As we navigate our way through the information age and into the next iteration of wherever it is that technology takes us, we often wonder what technological advancement will move us beyond the limitations of binary computing. For years the function of computing and data processing has been performed in binary which most people are familiar with, but what is the next leap? The Quantum leap?
In what can be described as a technological arms race of sorts, are a number of companies investing deeply into developing the first quantum computer. Drawing on the complex principles of quantum physics these companies are racing to create the world’s first quantum computer.
To understand the impact that quantum computing is going to have on the world around us we must first understand the differences between traditional binary computing methods and those of the quantum world. In our traditional PCs the memory is comprised of bits which can represent a 1 or 0 and are used for calculations. In classic computing a PC will go bit by bit calculating each set of binary digits to process its function. In quantum computing a term called a qubit replaces the bit where each qubit can be represented by both a 1, 0 or a quantum superposition of those two numbers so that as you expand the number of qubits the processing capability becomes exponentially greater.

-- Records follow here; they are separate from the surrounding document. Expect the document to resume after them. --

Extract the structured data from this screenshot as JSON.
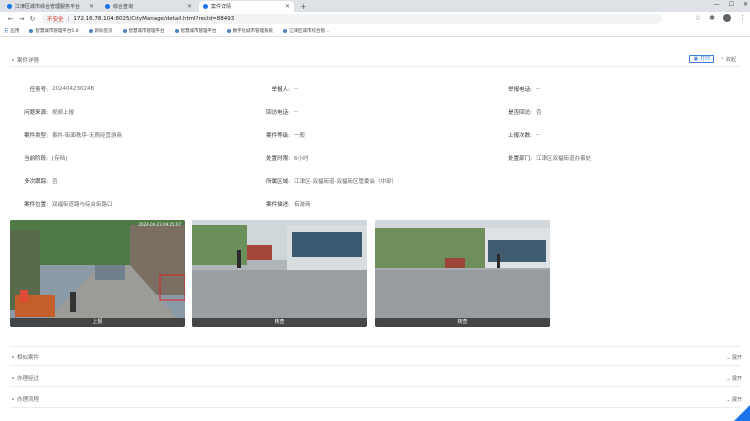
{
  "browser": {
    "tabs": [
      {
        "title": "江津区城市综合管理服务平台",
        "active": false
      },
      {
        "title": "综合查询",
        "active": false
      },
      {
        "title": "案件详情",
        "active": true
      }
    ],
    "new_tab": "+",
    "url_warning": "不安全",
    "url": "172.16.78.104:8025/CityManage/detail.html?recId=88493",
    "bookmarks": [
      "应用",
      "智慧城市管理平台5.6",
      "新标签页",
      "智慧城市管理平台",
      "智慧城市管理平台",
      "数字化城市管理系统",
      "江津区城市综合管..."
    ]
  },
  "page": {
    "section_title": "案件详情",
    "print_label": "打印",
    "collapse_label": "收起",
    "fields": {
      "task_no_label": "任务号:",
      "task_no": "202404230248",
      "reporter_label": "举报人:",
      "reporter": "--",
      "report_phone_label": "举报电话:",
      "report_phone": "--",
      "source_label": "问题来源:",
      "source": "视频上报",
      "callback_phone_label": "回访电话:",
      "callback_phone": "--",
      "is_callback_label": "是否回访:",
      "is_callback": "否",
      "case_type_label": "案件类型:",
      "case_type": "事件-街面秩序-无照经营游商",
      "case_level_label": "案件等级:",
      "case_level": "一般",
      "report_count_label": "上报次数:",
      "report_count": "--",
      "stage_label": "当前阶段:",
      "stage": "[存档]",
      "handle_time_label": "处置时限:",
      "handle_time": "6小时",
      "dept_label": "处置部门:",
      "dept": "江津区双福街道办事处",
      "multi_label": "多次跟踪:",
      "multi": "否",
      "area_label": "所属区域:",
      "area": "江津区-双福街道-双福街区管委会（中部）",
      "location_label": "案件位置:",
      "location": "双福街道路与综合街路口",
      "desc_label": "案件描述:",
      "desc": "有游商"
    },
    "photos": [
      {
        "caption": "上报",
        "timestamp": "2024-04-23 09:25:07"
      },
      {
        "caption": "核查",
        "timestamp": ""
      },
      {
        "caption": "核查",
        "timestamp": ""
      }
    ],
    "collapsed_sections": [
      {
        "title": "相似案件",
        "expand": "展开"
      },
      {
        "title": "办理经过",
        "expand": "展开"
      },
      {
        "title": "办理流程",
        "expand": "展开"
      }
    ]
  }
}
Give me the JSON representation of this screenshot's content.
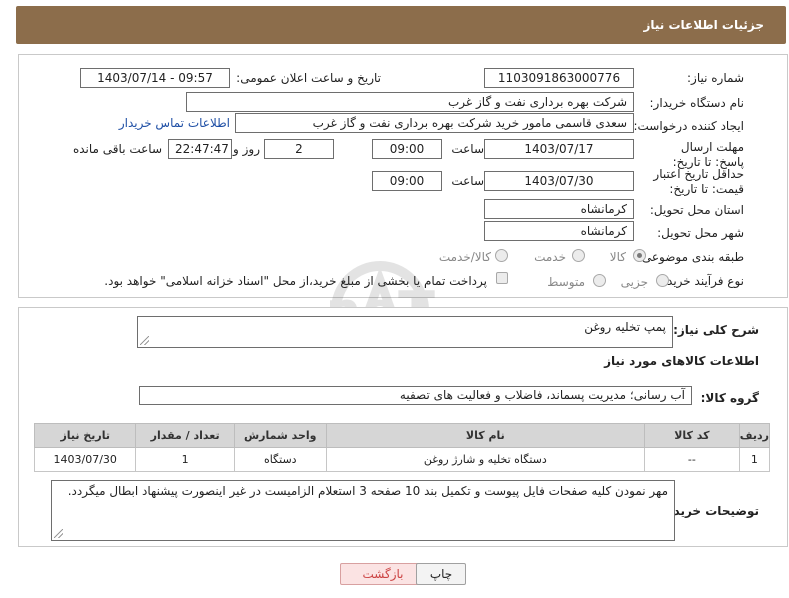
{
  "header": {
    "title": "جزئیات اطلاعات نیاز"
  },
  "form": {
    "need_number_label": "شماره نیاز:",
    "need_number": "1103091863000776",
    "announce_label": "تاریخ و ساعت اعلان عمومی:",
    "announce_value": "1403/07/14 - 09:57",
    "buyer_org_label": "نام دستگاه خریدار:",
    "buyer_org": "شرکت بهره برداری نفت و گاز غرب",
    "creator_label": "ایجاد کننده درخواست:",
    "creator": "سعدی قاسمی مامور خرید شرکت بهره برداری نفت و گاز غرب",
    "contact_link": "اطلاعات تماس خریدار",
    "reply_deadline_label": "مهلت ارسال پاسخ: تا تاریخ:",
    "reply_date": "1403/07/17",
    "time_label": "ساعت",
    "reply_time": "09:00",
    "days_value": "2",
    "days_label": "روز و",
    "remaining_time": "22:47:47",
    "remaining_label": "ساعت باقی مانده",
    "price_deadline_label": "حداقل تاریخ اعتبار قیمت: تا تاریخ:",
    "price_date": "1403/07/30",
    "price_time": "09:00",
    "province_label": "استان محل تحویل:",
    "province": "کرمانشاه",
    "city_label": "شهر محل تحویل:",
    "city": "کرمانشاه",
    "category_label": "طبقه بندی موضوعی:",
    "category_options": [
      "کالا",
      "خدمت",
      "کالا/خدمت"
    ],
    "process_label": "نوع فرآیند خرید :",
    "process_options": [
      "جزیی",
      "متوسط"
    ],
    "payment_note": "پرداخت تمام یا بخشی از مبلغ خرید،از محل \"اسناد خزانه اسلامی\" خواهد بود."
  },
  "details": {
    "summary_label": "شرح کلی نیاز:",
    "summary": "پمپ تخلیه روغن",
    "goods_info_title": "اطلاعات کالاهای مورد نیاز",
    "group_label": "گروه کالا:",
    "group": "آب رسانی؛ مدیریت پسماند، فاضلاب و فعالیت های تصفیه",
    "table": {
      "headers": [
        "ردیف",
        "کد کالا",
        "نام کالا",
        "واحد شمارش",
        "تعداد / مقدار",
        "تاریخ نیاز"
      ],
      "rows": [
        [
          "1",
          "--",
          "دستگاه تخلیه و شارژ روغن",
          "دستگاه",
          "1",
          "1403/07/30"
        ]
      ]
    },
    "buyer_notes_label": "توضیحات خریدار:",
    "buyer_notes": "مهر نمودن کلیه صفحات فایل پیوست و تکمیل بند 10 صفحه 3 استعلام الزامیست در غیر اینصورت پیشنهاد ابطال میگردد."
  },
  "buttons": {
    "print": "چاپ",
    "back": "بازگشت"
  },
  "watermark": "AriaTender.neT"
}
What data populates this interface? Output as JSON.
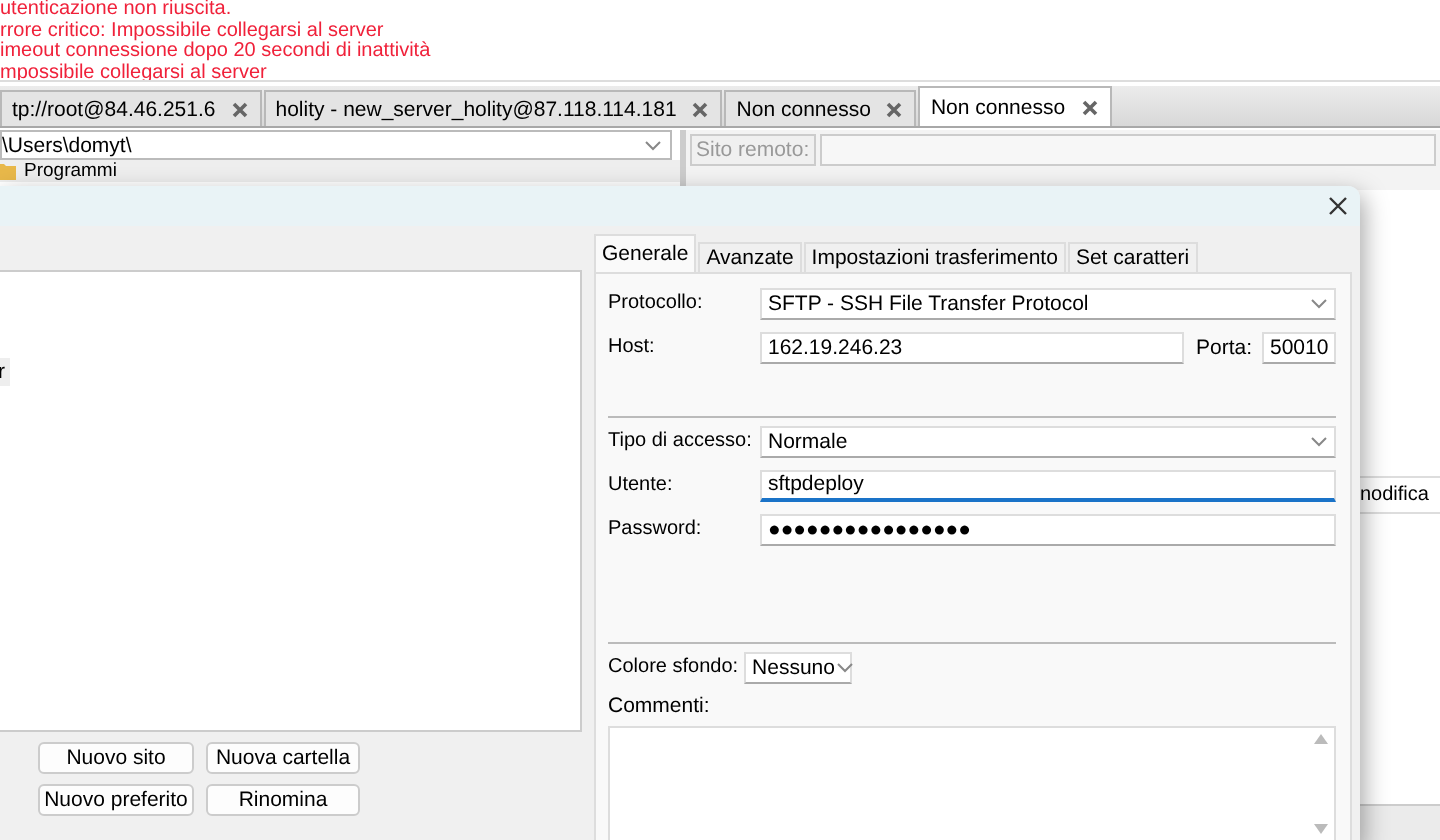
{
  "log": [
    {
      "text": "utenticazione non riuscita."
    },
    {
      "text": "rrore critico: Impossibile collegarsi al server"
    },
    {
      "text": "imeout connessione dopo 20 secondi di inattività"
    },
    {
      "text": "mpossibile collegarsi al server"
    }
  ],
  "tabs": [
    {
      "label": "tp://root@84.46.251.6",
      "selected": false
    },
    {
      "label": "holity - new_server_holity@87.118.114.181",
      "selected": false
    },
    {
      "label": "Non connesso",
      "selected": false
    },
    {
      "label": "Non connesso",
      "selected": true
    }
  ],
  "local_path": {
    "value": "\\Users\\domyt\\"
  },
  "local_tree": [
    {
      "label": "Programmi"
    }
  ],
  "remote_site": {
    "label": "Sito remoto:"
  },
  "remote_columns": [
    "nodifica"
  ],
  "dialog": {
    "tree": [
      {
        "label": "r",
        "selected": true
      }
    ],
    "buttons": [
      [
        "Nuovo sito",
        "Nuova cartella"
      ],
      [
        "Nuovo preferito",
        "Rinomina"
      ]
    ],
    "tabs": [
      {
        "label": "Generale",
        "selected": true
      },
      {
        "label": "Avanzate",
        "selected": false
      },
      {
        "label": "Impostazioni trasferimento",
        "selected": false
      },
      {
        "label": "Set caratteri",
        "selected": false
      }
    ],
    "protocol": {
      "label": "Protocollo:",
      "value": "SFTP - SSH File Transfer Protocol"
    },
    "host": {
      "label": "Host:",
      "value": "162.19.246.23"
    },
    "port": {
      "label": "Porta:",
      "value": "50010"
    },
    "access_type": {
      "label": "Tipo di accesso:",
      "value": "Normale"
    },
    "user": {
      "label": "Utente:",
      "value": "sftpdeploy",
      "focused": true
    },
    "password": {
      "label": "Password:",
      "value": "●●●●●●●●●●●●●●●●"
    },
    "background_color": {
      "label": "Colore sfondo:",
      "value": "Nessuno"
    },
    "comments": {
      "label": "Commenti:"
    }
  }
}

While understanding the premise of quantum computing can be confusing, the real-life impact that quantum computing will have on your life is going to be immeasurable - whether for good or bad. The predominant line of thought is that the speed at which we can process data and run calculations through a quantum computer will accelerate the rate at which we are advancing other technologies. For instance, the healthcare field could be completely transformed, diagnostics that today require complex labs may be able to be performed on a device the size of your phone. Another application for quantum computing will be the progression of research for advancing the current state of artificial intelligence. Perhaps my favorite is the advancements foreseen in the world of weather forecasting. Depending on who you ask, our accuracy in weather prediction is only good to two weeks out, in reality you know even a one-week prediction in northern Nevada is suspect. Imagine being able to predict 1 or 2 months out, now a farmer would know when to plant and a vacationer would know what to pack, or whether they would even what to go.
With great power comes great responsibility. This statement has never held more truth than when looking at what may come with the practical application of quantum computing. There will be many pieces of our lives that will have to adapt to a new computing paradigm. Data and personal security will need significant advancements to protect us from the intrusion of a functioning quantum computer, and whole industries will be disrupted or cease to exist. With the looming notion that quantum computing is on the horizon we need to begin researching and developing the appropriate safeguards and strategies to lead and protect future generations from the potential of exponential change.